### How to complete this task
Since the pictures are not wanted, reproduce only the rest of the records, exactly as given.

### Source material
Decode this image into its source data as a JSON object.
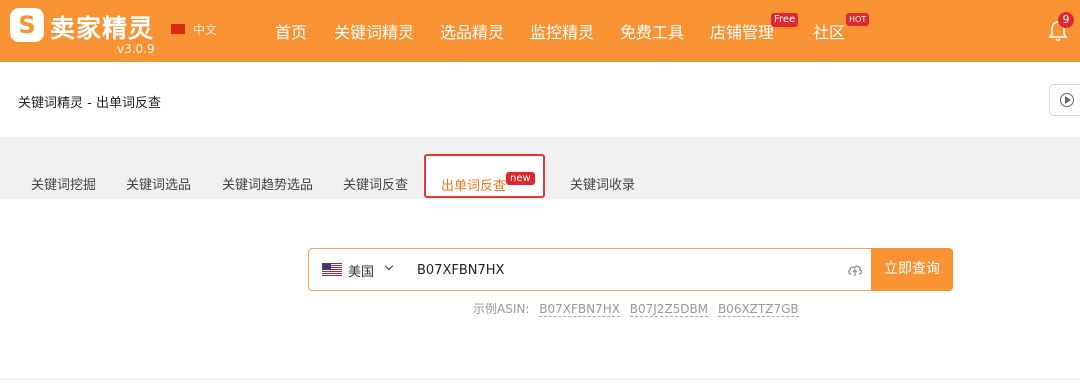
{
  "header": {
    "brand": "卖家精灵",
    "logo_glyph": "S",
    "version": "v3.0.9",
    "language": "中文",
    "nav": [
      {
        "label": "首页"
      },
      {
        "label": "关键词精灵"
      },
      {
        "label": "选品精灵"
      },
      {
        "label": "监控精灵"
      },
      {
        "label": "免费工具"
      },
      {
        "label": "店铺管理",
        "badge": "Free"
      },
      {
        "label": "社区",
        "badge": "HOT"
      }
    ],
    "notifications": "9",
    "colors": {
      "brand": "#F89232",
      "badge": "#E0262E"
    }
  },
  "breadcrumb": "关键词精灵 - 出单词反查",
  "tabs": [
    {
      "label": "关键词挖掘"
    },
    {
      "label": "关键词选品"
    },
    {
      "label": "关键词趋势选品"
    },
    {
      "label": "关键词反查"
    },
    {
      "label": "出单词反查",
      "badge": "new",
      "active": true
    },
    {
      "label": "关键词收录"
    }
  ],
  "search": {
    "country": "美国",
    "value": "B07XFBN7HX",
    "button": "立即查询",
    "examples_label": "示例ASIN:",
    "examples": [
      "B07XFBN7HX",
      "B07J2Z5DBM",
      "B06XZTZ7GB"
    ]
  }
}
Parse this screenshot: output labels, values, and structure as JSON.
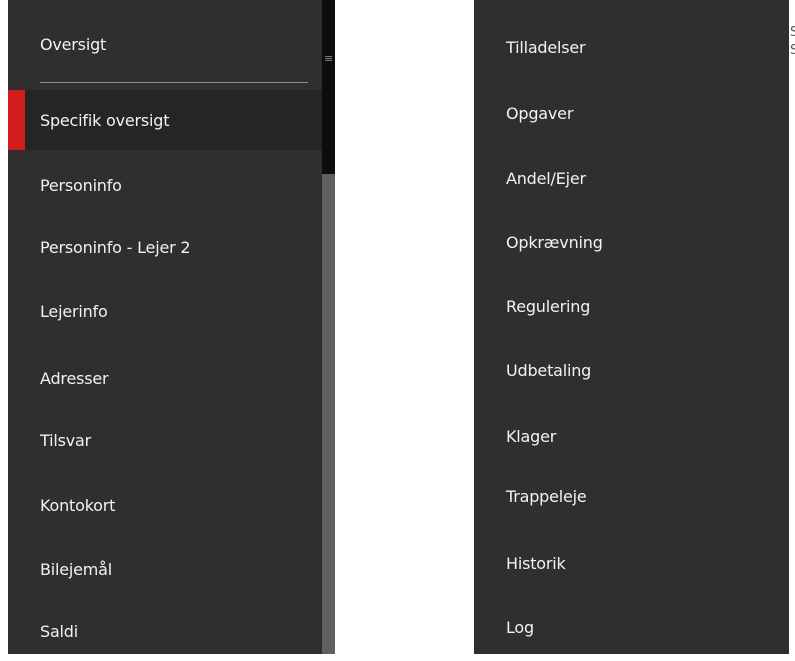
{
  "left_menu": {
    "items": [
      {
        "label": "Oversigt"
      },
      {
        "label": "Specifik oversigt"
      },
      {
        "label": "Personinfo"
      },
      {
        "label": "Personinfo - Lejer 2"
      },
      {
        "label": "Lejerinfo"
      },
      {
        "label": "Adresser"
      },
      {
        "label": "Tilsvar"
      },
      {
        "label": "Kontokort"
      },
      {
        "label": "Bilejemål"
      },
      {
        "label": "Saldi"
      }
    ],
    "active_index": 1
  },
  "right_menu": {
    "items": [
      {
        "label": "Tilladelser"
      },
      {
        "label": "Opgaver"
      },
      {
        "label": "Andel/Ejer"
      },
      {
        "label": "Opkrævning"
      },
      {
        "label": "Regulering"
      },
      {
        "label": "Udbetaling"
      },
      {
        "label": "Klager"
      },
      {
        "label": "Trappeleje"
      },
      {
        "label": "Historik"
      },
      {
        "label": "Log"
      }
    ]
  },
  "header": {
    "menu_icon": "hamburger-icon"
  },
  "edge_text": {
    "line1": "S",
    "line2": "S"
  },
  "colors": {
    "menu_bg": "#2f2f2f",
    "active_bg": "#252525",
    "active_marker": "#d11d1d",
    "text": "#f2f2f2"
  }
}
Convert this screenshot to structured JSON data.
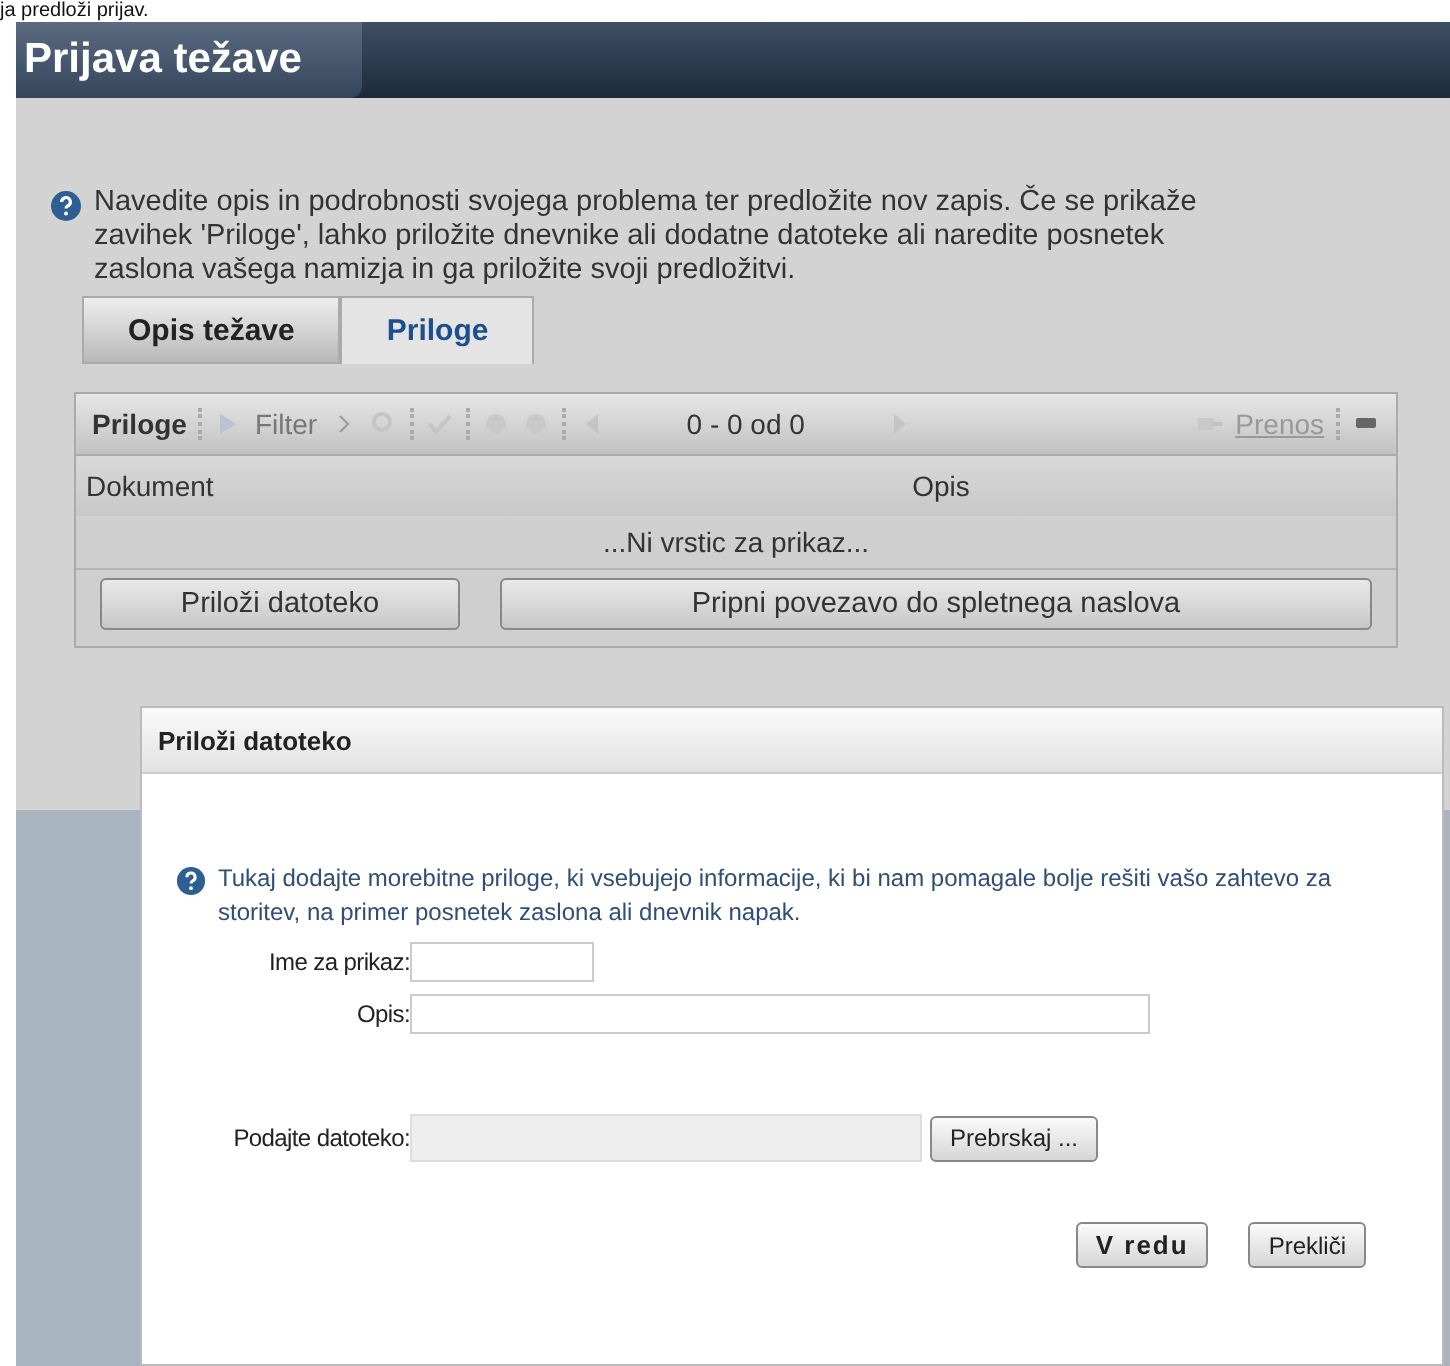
{
  "top_text": "ja predloži prijav.",
  "page": {
    "title": "Prijava težave",
    "info": "Navedite opis in podrobnosti svojega problema ter predložite nov zapis. Če se prikaže zavihek 'Priloge', lahko priložite dnevnike ali dodatne datoteke ali naredite posnetek zaslona vašega namizja in ga priložite svoji predložitvi."
  },
  "tabs": [
    {
      "label": "Opis težave",
      "selected": false
    },
    {
      "label": "Priloge",
      "selected": true
    }
  ],
  "grid": {
    "title": "Priloge",
    "filter": {
      "label": "Filter",
      "disabled": true
    },
    "paging": "0 - 0 od 0",
    "export": {
      "label": "Prenos",
      "disabled": true
    },
    "columns": [
      "Dokument",
      "Opis"
    ],
    "empty": "...Ni vrstic za prikaz...",
    "buttons": [
      "Priloži datoteko",
      "Pripni povezavo do spletnega naslova"
    ]
  },
  "dialog": {
    "title": "Priloži datoteko",
    "info": "Tukaj dodajte morebitne priloge, ki vsebujejo informacije, ki bi nam pomagale bolje rešiti vašo zahtevo za storitev, na primer posnetek zaslona ali dnevnik napak.",
    "fields": [
      {
        "kind": "short",
        "label": "Ime za prikaz:"
      },
      {
        "kind": "long",
        "label": "Opis:"
      }
    ],
    "file": {
      "label": "Podajte datoteko:",
      "button": "Prebrskaj ..."
    },
    "buttons": [
      {
        "label": "V redu",
        "primary": true
      },
      {
        "label": "Prekliči",
        "primary": false
      }
    ]
  }
}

### Result
Decode this image into its source data as a JSON object.
{
  "header": {
    "brand": "卖家精灵",
    "logo_glyph": "S",
    "version": "v3.0.9",
    "language": "中文",
    "nav": [
      {
        "label": "首页"
      },
      {
        "label": "关键词精灵"
      },
      {
        "label": "选品精灵"
      },
      {
        "label": "监控精灵"
      },
      {
        "label": "免费工具"
      },
      {
        "label": "店铺管理",
        "badge": "Free"
      },
      {
        "label": "社区",
        "badge": "HOT"
      }
    ],
    "notifications": "9",
    "colors": {
      "brand": "#F89232",
      "badge": "#E0262E"
    }
  },
  "breadcrumb": "关键词精灵 - 出单词反查",
  "tabs": [
    {
      "label": "关键词挖掘"
    },
    {
      "label": "关键词选品"
    },
    {
      "label": "关键词趋势选品"
    },
    {
      "label": "关键词反查"
    },
    {
      "label": "出单词反查",
      "badge": "new",
      "active": true
    },
    {
      "label": "关键词收录"
    }
  ],
  "search": {
    "country": "美国",
    "value": "B07XFBN7HX",
    "button": "立即查询",
    "examples_label": "示例ASIN:",
    "examples": [
      "B07XFBN7HX",
      "B07J2Z5DBM",
      "B06XZTZ7GB"
    ]
  }
}
Parse this screenshot: output labels, values, and structure as JSON.
{
  "left_menu": {
    "items": [
      {
        "label": "Oversigt"
      },
      {
        "label": "Specifik oversigt"
      },
      {
        "label": "Personinfo"
      },
      {
        "label": "Personinfo - Lejer 2"
      },
      {
        "label": "Lejerinfo"
      },
      {
        "label": "Adresser"
      },
      {
        "label": "Tilsvar"
      },
      {
        "label": "Kontokort"
      },
      {
        "label": "Bilejemål"
      },
      {
        "label": "Saldi"
      }
    ],
    "active_index": 1
  },
  "right_menu": {
    "items": [
      {
        "label": "Tilladelser"
      },
      {
        "label": "Opgaver"
      },
      {
        "label": "Andel/Ejer"
      },
      {
        "label": "Opkrævning"
      },
      {
        "label": "Regulering"
      },
      {
        "label": "Udbetaling"
      },
      {
        "label": "Klager"
      },
      {
        "label": "Trappeleje"
      },
      {
        "label": "Historik"
      },
      {
        "label": "Log"
      }
    ]
  },
  "header": {
    "menu_icon": "hamburger-icon"
  },
  "edge_text": {
    "line1": "S",
    "line2": "S"
  },
  "colors": {
    "menu_bg": "#2f2f2f",
    "active_bg": "#252525",
    "active_marker": "#d11d1d",
    "text": "#f2f2f2"
  }
}
Convert this screenshot to structured JSON data.
{
  "top_text": "ja predloži prijav.",
  "page": {
    "title": "Prijava težave",
    "info": "Navedite opis in podrobnosti svojega problema ter predložite nov zapis. Če se prikaže zavihek 'Priloge', lahko priložite dnevnike ali dodatne datoteke ali naredite posnetek zaslona vašega namizja in ga priložite svoji predložitvi."
  },
  "tabs": [
    {
      "label": "Opis težave",
      "selected": false
    },
    {
      "label": "Priloge",
      "selected": true
    }
  ],
  "grid": {
    "title": "Priloge",
    "filter": {
      "label": "Filter",
      "disabled": true
    },
    "paging": "0 - 0 od 0",
    "export": {
      "label": "Prenos",
      "disabled": true
    },
    "columns": [
      "Dokument",
      "Opis"
    ],
    "empty": "...Ni vrstic za prikaz...",
    "buttons": [
      "Priloži datoteko",
      "Pripni povezavo do spletnega naslova"
    ]
  },
  "dialog": {
    "title": "Priloži datoteko",
    "info": "Tukaj dodajte morebitne priloge, ki vsebujejo informacije, ki bi nam pomagale bolje rešiti vašo zahtevo za storitev, na primer posnetek zaslona ali dnevnik napak.",
    "fields": [
      {
        "kind": "short",
        "label": "Ime za prikaz:"
      },
      {
        "kind": "long",
        "label": "Opis:"
      }
    ],
    "file": {
      "label": "Podajte datoteko:",
      "button": "Prebrskaj ..."
    },
    "buttons": [
      {
        "label": "V redu",
        "primary": true
      },
      {
        "label": "Prekliči",
        "primary": false
      }
    ]
  }
}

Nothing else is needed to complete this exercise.